What’s The Deal?
Once a union was certified, the rideshare companies would bargain together for one agreement, and the delivery companies would bargain a separate one, each across the table from the chosen union. The draft legislation demands that the negotiators bring state representatives a deal covering a handful of topics, including union access to workers and a minimum five-year agreement.
The two most remarkable topics they would negotiate are a “portable benefits fund” and the minimum wage for drivers. Portable benefits is a vague term that can mean a lot of different things that aren’t tied to a specific job—anything from Social Security to privatized unemployment insurance for misclassified workers. Here, the union and the employers are told to set up a nonprofit and negotiate how much money to send its way, though the legislation doesn’t say anything about what benefits this should cover. Unemployment? Workers compensation? Family leave? It would be up to them to figure that out. Many of these things are mandated for W-2 employees by laws that don’t cover independent contractors.
The wage negotiations are supposed to have a “floor,” consisting of a local minimum wage plus a mileage rate. The kicker, though, is that these only cover active time—that is, time the workers spend performing the job. App workers have long complained about unpaid idle time while they’re waiting for dispatch—this was a big push for California’s Assembly Bill 5, and NYC passed a driver minimum wage that covered inactive time (more on this later).
No Dues, But Lots Of Cash
The draft legislation provides a direct line of funding for the unions involved, in the form of surcharges. Each ride in an Uber or food delivery by an Instacart worker would have a 10-cent surcharge, paid by the customer, which companies would collect and then hand over to the unions.
This doesn’t necessarily preclude unions from setting up dues and membership structures, but it does provide them a huge pot of money without having to do that. Right before the pandemic, rideshare companies were hitting 750,000 rides a day in New York City. So the rideshare union would get $75,000 per day—almost $27.5 million per year—just from NYC, even before you figure in all the drivers in the rest of the state.
The New York legislature is only in session for a little less than two weeks, leaving a small window for this to pass this year. The IDG has tried to pass similar legislation over the past several years, but this time it is opening the door to the support of another union by including a separate unit of delivery workers.
Similar legislation was floated recently in Connecticut, before it was allegedly shut down by the national AFL-CIO—in part because of its contradictions with the federal PRO Act, which would provide many misclassified “independent contractors” the right to organize and bargain under the National Labor Relations Act.

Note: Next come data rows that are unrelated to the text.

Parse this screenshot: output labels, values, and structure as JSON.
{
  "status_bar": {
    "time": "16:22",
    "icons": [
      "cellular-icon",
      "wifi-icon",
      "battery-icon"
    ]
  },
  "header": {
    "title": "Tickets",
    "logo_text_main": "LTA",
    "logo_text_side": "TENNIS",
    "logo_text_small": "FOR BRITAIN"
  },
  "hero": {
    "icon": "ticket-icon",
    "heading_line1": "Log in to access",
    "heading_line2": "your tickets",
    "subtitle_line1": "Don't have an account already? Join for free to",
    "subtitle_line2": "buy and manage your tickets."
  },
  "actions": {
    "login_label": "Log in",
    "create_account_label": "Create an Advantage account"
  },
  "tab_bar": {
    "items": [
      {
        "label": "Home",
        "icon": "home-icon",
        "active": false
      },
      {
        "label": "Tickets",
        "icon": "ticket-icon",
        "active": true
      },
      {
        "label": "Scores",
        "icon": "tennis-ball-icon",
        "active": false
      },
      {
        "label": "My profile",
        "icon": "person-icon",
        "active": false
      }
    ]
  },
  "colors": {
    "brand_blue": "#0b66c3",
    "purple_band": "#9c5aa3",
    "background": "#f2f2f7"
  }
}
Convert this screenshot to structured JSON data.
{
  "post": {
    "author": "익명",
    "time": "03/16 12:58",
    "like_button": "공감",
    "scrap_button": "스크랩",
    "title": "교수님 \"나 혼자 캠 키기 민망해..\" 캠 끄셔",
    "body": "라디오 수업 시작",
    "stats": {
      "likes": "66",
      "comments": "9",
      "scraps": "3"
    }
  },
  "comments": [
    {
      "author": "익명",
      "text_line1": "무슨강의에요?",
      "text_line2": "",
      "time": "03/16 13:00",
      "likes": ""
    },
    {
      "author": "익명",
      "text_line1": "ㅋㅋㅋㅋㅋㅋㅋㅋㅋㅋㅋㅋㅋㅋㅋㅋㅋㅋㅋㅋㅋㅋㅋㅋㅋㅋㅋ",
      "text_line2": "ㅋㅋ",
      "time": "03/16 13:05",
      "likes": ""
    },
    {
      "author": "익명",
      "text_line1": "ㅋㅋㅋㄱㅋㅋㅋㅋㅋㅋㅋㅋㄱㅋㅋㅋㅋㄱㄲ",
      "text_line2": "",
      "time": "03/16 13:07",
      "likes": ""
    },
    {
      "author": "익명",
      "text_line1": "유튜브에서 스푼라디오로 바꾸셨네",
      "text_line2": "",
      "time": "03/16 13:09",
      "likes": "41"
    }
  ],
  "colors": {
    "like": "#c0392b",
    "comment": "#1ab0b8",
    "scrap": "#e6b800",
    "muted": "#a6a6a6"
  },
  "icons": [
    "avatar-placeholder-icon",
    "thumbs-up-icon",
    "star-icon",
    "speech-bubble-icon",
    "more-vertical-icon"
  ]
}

As app-based employers continue to grow in size and power, they will keep looking for creative new ways to undermine labor law. Unfortunately, it’s all too easy for them to find allies in labor who are willing to gamble away workers’ rights for the promise of quick, massive membership increases.